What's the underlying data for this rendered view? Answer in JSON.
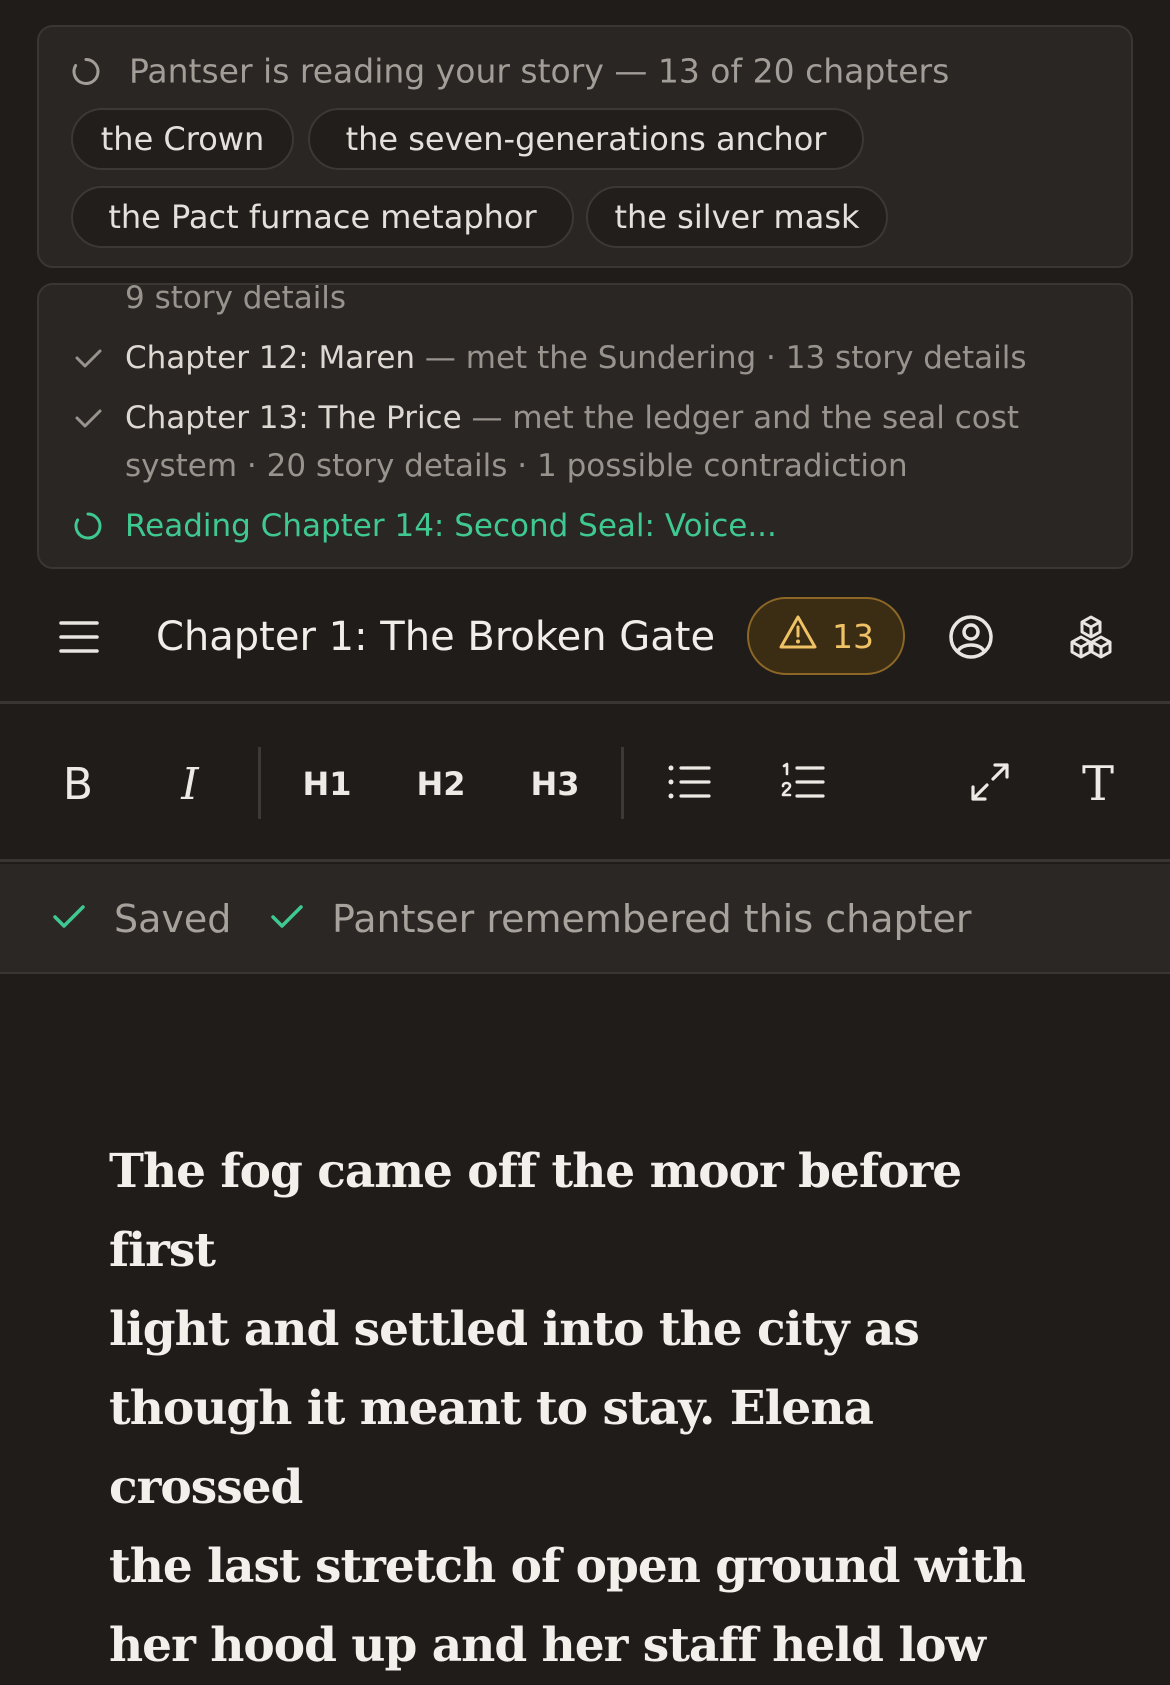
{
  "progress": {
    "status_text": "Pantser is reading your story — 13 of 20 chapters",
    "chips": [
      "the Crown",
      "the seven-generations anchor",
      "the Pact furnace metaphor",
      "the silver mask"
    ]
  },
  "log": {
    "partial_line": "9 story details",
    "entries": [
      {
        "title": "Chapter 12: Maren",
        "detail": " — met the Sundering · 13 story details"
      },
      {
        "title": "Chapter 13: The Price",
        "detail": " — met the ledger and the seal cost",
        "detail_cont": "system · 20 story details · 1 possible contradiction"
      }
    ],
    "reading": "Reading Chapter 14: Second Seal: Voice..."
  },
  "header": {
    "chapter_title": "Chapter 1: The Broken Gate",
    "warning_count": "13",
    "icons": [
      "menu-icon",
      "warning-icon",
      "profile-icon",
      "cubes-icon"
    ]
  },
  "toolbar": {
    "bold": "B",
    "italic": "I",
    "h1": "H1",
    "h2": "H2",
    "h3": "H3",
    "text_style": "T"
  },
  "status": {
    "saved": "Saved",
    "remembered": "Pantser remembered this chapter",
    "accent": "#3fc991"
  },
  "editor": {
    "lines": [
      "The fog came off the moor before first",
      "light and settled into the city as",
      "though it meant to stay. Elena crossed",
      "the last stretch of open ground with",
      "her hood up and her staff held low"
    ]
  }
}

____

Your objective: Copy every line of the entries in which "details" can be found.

Output of the exercise:
    "partial_line": "9 story details",
        "detail": " — met the Sundering · 13 story details"
        "detail_cont": "system · 20 story details · 1 possible contradiction"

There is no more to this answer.